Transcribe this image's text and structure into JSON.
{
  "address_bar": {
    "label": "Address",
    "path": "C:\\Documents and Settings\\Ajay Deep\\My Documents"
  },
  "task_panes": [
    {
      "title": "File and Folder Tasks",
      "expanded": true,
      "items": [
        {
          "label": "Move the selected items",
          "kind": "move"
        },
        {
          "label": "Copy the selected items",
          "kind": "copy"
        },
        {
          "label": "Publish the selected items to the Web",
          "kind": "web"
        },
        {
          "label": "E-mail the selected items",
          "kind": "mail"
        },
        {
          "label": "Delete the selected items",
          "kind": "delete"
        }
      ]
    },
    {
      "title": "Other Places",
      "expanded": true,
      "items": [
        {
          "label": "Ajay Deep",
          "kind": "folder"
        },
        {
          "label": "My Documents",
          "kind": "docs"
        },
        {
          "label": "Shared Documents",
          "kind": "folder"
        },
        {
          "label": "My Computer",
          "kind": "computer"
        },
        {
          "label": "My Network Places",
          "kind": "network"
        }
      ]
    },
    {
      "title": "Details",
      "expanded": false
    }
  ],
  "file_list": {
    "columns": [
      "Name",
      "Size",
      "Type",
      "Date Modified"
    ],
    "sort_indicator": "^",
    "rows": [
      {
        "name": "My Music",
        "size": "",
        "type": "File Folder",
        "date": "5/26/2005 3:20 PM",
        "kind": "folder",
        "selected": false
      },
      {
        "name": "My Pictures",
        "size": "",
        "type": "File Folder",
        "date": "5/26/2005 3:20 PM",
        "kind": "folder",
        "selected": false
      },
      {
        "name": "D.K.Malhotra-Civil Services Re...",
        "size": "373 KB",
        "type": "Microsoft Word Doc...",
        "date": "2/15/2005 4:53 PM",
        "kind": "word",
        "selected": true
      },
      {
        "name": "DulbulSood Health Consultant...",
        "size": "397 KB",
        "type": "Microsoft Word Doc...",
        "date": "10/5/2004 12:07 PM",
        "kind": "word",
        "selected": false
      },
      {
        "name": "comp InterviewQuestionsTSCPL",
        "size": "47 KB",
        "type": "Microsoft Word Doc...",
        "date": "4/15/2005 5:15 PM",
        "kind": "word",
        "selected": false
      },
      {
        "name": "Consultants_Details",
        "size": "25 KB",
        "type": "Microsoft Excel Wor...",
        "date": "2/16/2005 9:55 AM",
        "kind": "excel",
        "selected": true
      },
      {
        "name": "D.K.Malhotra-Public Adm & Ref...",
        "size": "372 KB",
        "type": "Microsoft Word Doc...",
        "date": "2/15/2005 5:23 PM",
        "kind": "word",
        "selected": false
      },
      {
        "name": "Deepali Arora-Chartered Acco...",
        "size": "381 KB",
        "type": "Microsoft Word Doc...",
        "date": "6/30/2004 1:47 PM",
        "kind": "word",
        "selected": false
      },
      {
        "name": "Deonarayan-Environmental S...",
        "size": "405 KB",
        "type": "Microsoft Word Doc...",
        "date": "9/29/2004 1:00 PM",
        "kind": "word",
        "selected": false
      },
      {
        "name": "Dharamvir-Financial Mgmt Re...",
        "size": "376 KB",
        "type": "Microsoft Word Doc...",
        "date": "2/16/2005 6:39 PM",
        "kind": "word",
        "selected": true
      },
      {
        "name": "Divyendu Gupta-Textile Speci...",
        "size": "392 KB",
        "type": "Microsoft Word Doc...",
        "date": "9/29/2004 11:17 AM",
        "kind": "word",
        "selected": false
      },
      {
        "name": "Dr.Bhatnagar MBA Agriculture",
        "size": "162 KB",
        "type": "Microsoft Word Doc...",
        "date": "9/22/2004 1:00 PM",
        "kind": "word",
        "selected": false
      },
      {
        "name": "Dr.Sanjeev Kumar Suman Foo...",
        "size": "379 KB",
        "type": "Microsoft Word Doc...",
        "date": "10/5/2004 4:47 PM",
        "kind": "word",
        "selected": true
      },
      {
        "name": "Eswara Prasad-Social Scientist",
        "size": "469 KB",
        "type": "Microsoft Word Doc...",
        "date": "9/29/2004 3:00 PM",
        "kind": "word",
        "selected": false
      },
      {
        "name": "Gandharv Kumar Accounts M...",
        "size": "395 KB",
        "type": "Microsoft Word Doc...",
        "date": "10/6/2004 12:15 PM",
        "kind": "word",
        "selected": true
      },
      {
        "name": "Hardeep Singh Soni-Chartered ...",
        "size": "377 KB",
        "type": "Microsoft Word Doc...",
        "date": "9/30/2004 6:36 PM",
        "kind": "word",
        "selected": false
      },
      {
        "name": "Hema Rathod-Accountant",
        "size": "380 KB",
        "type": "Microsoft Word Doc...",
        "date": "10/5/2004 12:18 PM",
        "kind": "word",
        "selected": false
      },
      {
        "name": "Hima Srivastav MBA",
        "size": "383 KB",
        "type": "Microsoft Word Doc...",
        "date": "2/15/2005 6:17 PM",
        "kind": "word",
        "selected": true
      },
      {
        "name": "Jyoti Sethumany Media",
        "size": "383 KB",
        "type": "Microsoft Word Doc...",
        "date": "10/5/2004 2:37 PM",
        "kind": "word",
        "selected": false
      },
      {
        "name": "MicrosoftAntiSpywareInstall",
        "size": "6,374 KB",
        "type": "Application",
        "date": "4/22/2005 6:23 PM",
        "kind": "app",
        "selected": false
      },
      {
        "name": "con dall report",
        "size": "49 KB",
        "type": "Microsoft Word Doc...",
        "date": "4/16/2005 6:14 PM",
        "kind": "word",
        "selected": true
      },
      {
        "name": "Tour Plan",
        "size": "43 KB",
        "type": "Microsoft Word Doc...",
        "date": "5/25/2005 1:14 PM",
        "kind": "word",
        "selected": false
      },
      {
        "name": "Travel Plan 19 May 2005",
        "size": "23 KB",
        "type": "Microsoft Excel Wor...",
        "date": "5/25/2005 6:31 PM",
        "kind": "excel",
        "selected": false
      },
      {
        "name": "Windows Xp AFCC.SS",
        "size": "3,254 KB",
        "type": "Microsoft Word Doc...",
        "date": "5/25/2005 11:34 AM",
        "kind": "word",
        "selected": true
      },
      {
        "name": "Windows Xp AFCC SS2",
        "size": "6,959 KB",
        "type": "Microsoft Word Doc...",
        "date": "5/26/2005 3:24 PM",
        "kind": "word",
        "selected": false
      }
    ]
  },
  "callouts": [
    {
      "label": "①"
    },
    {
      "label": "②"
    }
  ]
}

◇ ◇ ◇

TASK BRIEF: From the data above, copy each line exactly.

TASK OUTPUT:
Transcribe this image's text and structure into JSON.
{
  "address_bar": {
    "label": "Address",
    "path": "C:\\Documents and Settings\\Ajay Deep\\My Documents"
  },
  "task_panes": [
    {
      "title": "File and Folder Tasks",
      "expanded": true,
      "items": [
        {
          "label": "Move the selected items",
          "kind": "move"
        },
        {
          "label": "Copy the selected items",
          "kind": "copy"
        },
        {
          "label": "Publish the selected items to the Web",
          "kind": "web"
        },
        {
          "label": "E-mail the selected items",
          "kind": "mail"
        },
        {
          "label": "Delete the selected items",
          "kind": "delete"
        }
      ]
    },
    {
      "title": "Other Places",
      "expanded": true,
      "items": [
        {
          "label": "Ajay Deep",
          "kind": "folder"
        },
        {
          "label": "My Documents",
          "kind": "docs"
        },
        {
          "label": "Shared Documents",
          "kind": "folder"
        },
        {
          "label": "My Computer",
          "kind": "computer"
        },
        {
          "label": "My Network Places",
          "kind": "network"
        }
      ]
    },
    {
      "title": "Details",
      "expanded": false
    }
  ],
  "file_list": {
    "columns": [
      "Name",
      "Size",
      "Type",
      "Date Modified"
    ],
    "sort_indicator": "^",
    "rows": [
      {
        "name": "My Music",
        "size": "",
        "type": "File Folder",
        "date": "5/26/2005 3:20 PM",
        "kind": "folder",
        "selected": false
      },
      {
        "name": "My Pictures",
        "size": "",
        "type": "File Folder",
        "date": "5/26/2005 3:20 PM",
        "kind": "folder",
        "selected": false
      },
      {
        "name": "D.K.Malhotra-Civil Services Re...",
        "size": "373 KB",
        "type": "Microsoft Word Doc...",
        "date": "2/15/2005 4:53 PM",
        "kind": "word",
        "selected": true
      },
      {
        "name": "DulbulSood Health Consultant...",
        "size": "397 KB",
        "type": "Microsoft Word Doc...",
        "date": "10/5/2004 12:07 PM",
        "kind": "word",
        "selected": false
      },
      {
        "name": "comp InterviewQuestionsTSCPL",
        "size": "47 KB",
        "type": "Microsoft Word Doc...",
        "date": "4/15/2005 5:15 PM",
        "kind": "word",
        "selected": false
      },
      {
        "name": "Consultants_Details",
        "size": "25 KB",
        "type": "Microsoft Excel Wor...",
        "date": "2/16/2005 9:55 AM",
        "kind": "excel",
        "selected": true
      },
      {
        "name": "D.K.Malhotra-Public Adm & Ref...",
        "size": "372 KB",
        "type": "Microsoft Word Doc...",
        "date": "2/15/2005 5:23 PM",
        "kind": "word",
        "selected": false
      },
      {
        "name": "Deepali Arora-Chartered Acco...",
        "size": "381 KB",
        "type": "Microsoft Word Doc...",
        "date": "6/30/2004 1:47 PM",
        "kind": "word",
        "selected": false
      },
      {
        "name": "Deonarayan-Environmental S...",
        "size": "405 KB",
        "type": "Microsoft Word Doc...",
        "date": "9/29/2004 1:00 PM",
        "kind": "word",
        "selected": false
      },
      {
        "name": "Dharamvir-Financial Mgmt Re...",
        "size": "376 KB",
        "type": "Microsoft Word Doc...",
        "date": "2/16/2005 6:39 PM",
        "kind": "word",
        "selected": true
      },
      {
        "name": "Divyendu Gupta-Textile Speci...",
        "size": "392 KB",
        "type": "Microsoft Word Doc...",
        "date": "9/29/2004 11:17 AM",
        "kind": "word",
        "selected": false
      },
      {
        "name": "Dr.Bhatnagar MBA Agriculture",
        "size": "162 KB",
        "type": "Microsoft Word Doc...",
        "date": "9/22/2004 1:00 PM",
        "kind": "word",
        "selected": false
      },
      {
        "name": "Dr.Sanjeev Kumar Suman Foo...",
        "size": "379 KB",
        "type": "Microsoft Word Doc...",
        "date": "10/5/2004 4:47 PM",
        "kind": "word",
        "selected": true
      },
      {
        "name": "Eswara Prasad-Social Scientist",
        "size": "469 KB",
        "type": "Microsoft Word Doc...",
        "date": "9/29/2004 3:00 PM",
        "kind": "word",
        "selected": false
      },
      {
        "name": "Gandharv Kumar Accounts M...",
        "size": "395 KB",
        "type": "Microsoft Word Doc...",
        "date": "10/6/2004 12:15 PM",
        "kind": "word",
        "selected": true
      },
      {
        "name": "Hardeep Singh Soni-Chartered ...",
        "size": "377 KB",
        "type": "Microsoft Word Doc...",
        "date": "9/30/2004 6:36 PM",
        "kind": "word",
        "selected": false
      },
      {
        "name": "Hema Rathod-Accountant",
        "size": "380 KB",
        "type": "Microsoft Word Doc...",
        "date": "10/5/2004 12:18 PM",
        "kind": "word",
        "selected": false
      },
      {
        "name": "Hima Srivastav MBA",
        "size": "383 KB",
        "type": "Microsoft Word Doc...",
        "date": "2/15/2005 6:17 PM",
        "kind": "word",
        "selected": true
      },
      {
        "name": "Jyoti Sethumany Media",
        "size": "383 KB",
        "type": "Microsoft Word Doc...",
        "date": "10/5/2004 2:37 PM",
        "kind": "word",
        "selected": false
      },
      {
        "name": "MicrosoftAntiSpywareInstall",
        "size": "6,374 KB",
        "type": "Application",
        "date": "4/22/2005 6:23 PM",
        "kind": "app",
        "selected": false
      },
      {
        "name": "con dall report",
        "size": "49 KB",
        "type": "Microsoft Word Doc...",
        "date": "4/16/2005 6:14 PM",
        "kind": "word",
        "selected": true
      },
      {
        "name": "Tour Plan",
        "size": "43 KB",
        "type": "Microsoft Word Doc...",
        "date": "5/25/2005 1:14 PM",
        "kind": "word",
        "selected": false
      },
      {
        "name": "Travel Plan 19 May 2005",
        "size": "23 KB",
        "type": "Microsoft Excel Wor...",
        "date": "5/25/2005 6:31 PM",
        "kind": "excel",
        "selected": false
      },
      {
        "name": "Windows Xp AFCC.SS",
        "size": "3,254 KB",
        "type": "Microsoft Word Doc...",
        "date": "5/25/2005 11:34 AM",
        "kind": "word",
        "selected": true
      },
      {
        "name": "Windows Xp AFCC SS2",
        "size": "6,959 KB",
        "type": "Microsoft Word Doc...",
        "date": "5/26/2005 3:24 PM",
        "kind": "word",
        "selected": false
      }
    ]
  },
  "callouts": [
    {
      "label": "①"
    },
    {
      "label": "②"
    }
  ]
}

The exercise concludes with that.